*Data excerpts:*

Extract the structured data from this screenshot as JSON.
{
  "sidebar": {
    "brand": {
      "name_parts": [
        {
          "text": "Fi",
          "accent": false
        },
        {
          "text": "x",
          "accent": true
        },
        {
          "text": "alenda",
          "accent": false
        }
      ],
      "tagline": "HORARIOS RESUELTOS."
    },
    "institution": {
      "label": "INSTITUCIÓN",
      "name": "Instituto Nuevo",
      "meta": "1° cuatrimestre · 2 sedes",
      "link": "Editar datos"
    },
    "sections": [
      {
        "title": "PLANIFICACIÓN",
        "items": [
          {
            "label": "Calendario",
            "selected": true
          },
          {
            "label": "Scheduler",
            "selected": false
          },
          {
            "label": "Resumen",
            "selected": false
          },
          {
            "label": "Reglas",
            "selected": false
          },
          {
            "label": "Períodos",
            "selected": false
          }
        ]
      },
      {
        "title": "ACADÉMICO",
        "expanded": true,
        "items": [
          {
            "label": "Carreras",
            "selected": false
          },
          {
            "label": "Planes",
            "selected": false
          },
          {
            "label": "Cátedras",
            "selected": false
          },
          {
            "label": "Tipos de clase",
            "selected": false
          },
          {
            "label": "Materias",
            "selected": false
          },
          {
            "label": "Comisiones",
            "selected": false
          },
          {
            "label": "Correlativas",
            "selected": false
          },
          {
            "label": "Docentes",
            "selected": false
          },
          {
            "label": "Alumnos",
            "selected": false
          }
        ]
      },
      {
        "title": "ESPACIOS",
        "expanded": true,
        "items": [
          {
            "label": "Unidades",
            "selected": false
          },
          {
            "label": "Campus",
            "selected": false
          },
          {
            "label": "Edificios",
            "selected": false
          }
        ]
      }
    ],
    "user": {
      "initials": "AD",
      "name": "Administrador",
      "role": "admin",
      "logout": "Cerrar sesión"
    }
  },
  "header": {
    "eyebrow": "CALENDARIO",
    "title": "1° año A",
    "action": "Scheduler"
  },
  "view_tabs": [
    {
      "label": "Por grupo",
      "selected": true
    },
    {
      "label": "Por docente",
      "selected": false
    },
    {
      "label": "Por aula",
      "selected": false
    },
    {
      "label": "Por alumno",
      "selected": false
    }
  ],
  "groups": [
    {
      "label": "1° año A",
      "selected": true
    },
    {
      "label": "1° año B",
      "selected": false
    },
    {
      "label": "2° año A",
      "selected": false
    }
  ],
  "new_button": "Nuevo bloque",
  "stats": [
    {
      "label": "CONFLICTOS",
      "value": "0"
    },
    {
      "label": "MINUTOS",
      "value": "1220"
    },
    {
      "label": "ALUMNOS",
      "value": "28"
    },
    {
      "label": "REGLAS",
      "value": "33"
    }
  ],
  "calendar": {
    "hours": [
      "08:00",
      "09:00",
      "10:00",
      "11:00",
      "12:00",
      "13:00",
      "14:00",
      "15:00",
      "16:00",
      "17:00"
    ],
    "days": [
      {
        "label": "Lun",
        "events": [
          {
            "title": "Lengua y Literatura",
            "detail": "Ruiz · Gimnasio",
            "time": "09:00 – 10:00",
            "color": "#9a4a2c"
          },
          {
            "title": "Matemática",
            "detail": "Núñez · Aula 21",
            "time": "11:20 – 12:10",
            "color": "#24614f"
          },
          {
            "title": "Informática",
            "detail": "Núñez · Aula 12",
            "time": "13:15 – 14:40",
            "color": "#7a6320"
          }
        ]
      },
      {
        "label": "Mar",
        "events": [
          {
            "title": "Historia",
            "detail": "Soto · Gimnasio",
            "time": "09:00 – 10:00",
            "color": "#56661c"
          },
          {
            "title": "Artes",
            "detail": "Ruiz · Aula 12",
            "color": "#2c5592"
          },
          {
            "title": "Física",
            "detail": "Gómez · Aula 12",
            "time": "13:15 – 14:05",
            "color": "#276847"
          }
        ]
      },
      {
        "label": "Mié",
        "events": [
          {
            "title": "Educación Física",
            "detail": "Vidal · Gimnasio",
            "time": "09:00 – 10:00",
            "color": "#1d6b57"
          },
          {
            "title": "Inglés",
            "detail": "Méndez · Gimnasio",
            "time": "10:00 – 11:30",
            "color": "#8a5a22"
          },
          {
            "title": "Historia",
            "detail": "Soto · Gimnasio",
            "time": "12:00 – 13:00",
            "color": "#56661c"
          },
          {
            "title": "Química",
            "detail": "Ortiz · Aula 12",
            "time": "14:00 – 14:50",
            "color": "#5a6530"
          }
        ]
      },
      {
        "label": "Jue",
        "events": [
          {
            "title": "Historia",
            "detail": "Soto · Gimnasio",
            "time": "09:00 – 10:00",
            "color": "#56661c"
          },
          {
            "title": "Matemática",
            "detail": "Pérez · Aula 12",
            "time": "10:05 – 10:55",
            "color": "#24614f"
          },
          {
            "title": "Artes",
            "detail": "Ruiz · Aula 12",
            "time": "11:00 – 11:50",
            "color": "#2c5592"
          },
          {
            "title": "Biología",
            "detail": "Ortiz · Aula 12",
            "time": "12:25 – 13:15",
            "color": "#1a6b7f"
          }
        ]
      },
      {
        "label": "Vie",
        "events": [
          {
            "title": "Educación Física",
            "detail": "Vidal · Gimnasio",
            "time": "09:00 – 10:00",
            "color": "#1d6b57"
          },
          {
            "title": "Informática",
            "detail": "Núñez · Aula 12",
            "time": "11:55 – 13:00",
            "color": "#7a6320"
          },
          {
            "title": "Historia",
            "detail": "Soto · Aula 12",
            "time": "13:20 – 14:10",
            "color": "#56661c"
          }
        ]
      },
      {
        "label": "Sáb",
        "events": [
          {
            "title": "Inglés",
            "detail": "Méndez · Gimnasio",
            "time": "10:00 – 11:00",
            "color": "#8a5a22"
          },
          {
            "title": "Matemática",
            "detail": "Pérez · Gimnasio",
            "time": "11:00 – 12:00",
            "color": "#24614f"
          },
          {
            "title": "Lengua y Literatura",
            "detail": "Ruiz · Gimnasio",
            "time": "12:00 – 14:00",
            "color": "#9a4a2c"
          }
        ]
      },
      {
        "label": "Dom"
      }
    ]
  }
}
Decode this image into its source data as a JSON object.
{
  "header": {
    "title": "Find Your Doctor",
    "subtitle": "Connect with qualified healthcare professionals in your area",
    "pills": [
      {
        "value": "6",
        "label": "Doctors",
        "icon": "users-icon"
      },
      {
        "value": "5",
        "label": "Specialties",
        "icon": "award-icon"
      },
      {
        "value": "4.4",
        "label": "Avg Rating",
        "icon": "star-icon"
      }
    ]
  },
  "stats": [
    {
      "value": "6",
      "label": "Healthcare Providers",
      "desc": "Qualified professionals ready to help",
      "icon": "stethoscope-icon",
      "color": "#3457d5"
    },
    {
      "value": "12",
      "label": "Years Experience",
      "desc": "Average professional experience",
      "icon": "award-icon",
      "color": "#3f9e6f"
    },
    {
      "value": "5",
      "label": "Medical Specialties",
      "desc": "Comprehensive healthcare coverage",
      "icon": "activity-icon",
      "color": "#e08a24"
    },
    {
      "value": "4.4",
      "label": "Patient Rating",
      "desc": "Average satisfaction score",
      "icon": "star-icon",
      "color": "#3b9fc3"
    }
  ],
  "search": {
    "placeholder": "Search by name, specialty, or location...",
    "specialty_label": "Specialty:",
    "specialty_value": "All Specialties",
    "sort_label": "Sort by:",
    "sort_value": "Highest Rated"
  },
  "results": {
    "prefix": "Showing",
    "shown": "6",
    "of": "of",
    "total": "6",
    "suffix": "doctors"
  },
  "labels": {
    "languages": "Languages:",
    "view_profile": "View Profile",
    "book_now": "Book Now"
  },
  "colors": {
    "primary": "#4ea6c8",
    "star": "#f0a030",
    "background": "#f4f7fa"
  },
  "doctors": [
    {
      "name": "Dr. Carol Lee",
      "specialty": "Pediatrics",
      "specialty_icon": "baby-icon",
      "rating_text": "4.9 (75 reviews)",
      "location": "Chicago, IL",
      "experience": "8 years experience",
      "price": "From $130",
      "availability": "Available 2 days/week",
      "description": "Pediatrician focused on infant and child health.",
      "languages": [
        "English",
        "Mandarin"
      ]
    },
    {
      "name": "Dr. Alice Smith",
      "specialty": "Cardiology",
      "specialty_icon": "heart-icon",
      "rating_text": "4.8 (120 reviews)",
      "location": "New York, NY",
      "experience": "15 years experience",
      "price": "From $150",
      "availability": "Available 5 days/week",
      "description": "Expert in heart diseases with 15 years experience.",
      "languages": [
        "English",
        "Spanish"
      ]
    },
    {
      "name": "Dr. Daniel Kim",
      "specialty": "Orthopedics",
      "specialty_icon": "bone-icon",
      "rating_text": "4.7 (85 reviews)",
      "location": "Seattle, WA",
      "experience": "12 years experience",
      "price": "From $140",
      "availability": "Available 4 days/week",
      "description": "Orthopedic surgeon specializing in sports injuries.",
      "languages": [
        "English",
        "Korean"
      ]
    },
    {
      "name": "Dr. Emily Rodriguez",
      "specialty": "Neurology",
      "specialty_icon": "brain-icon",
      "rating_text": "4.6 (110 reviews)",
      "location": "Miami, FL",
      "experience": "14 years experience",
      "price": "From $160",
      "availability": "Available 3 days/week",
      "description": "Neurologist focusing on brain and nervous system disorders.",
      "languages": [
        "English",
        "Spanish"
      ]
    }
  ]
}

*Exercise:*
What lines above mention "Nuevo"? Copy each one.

*Finished exercise:*
      "name": "Instituto Nuevo",
  "new_button": "Nuevo bloque",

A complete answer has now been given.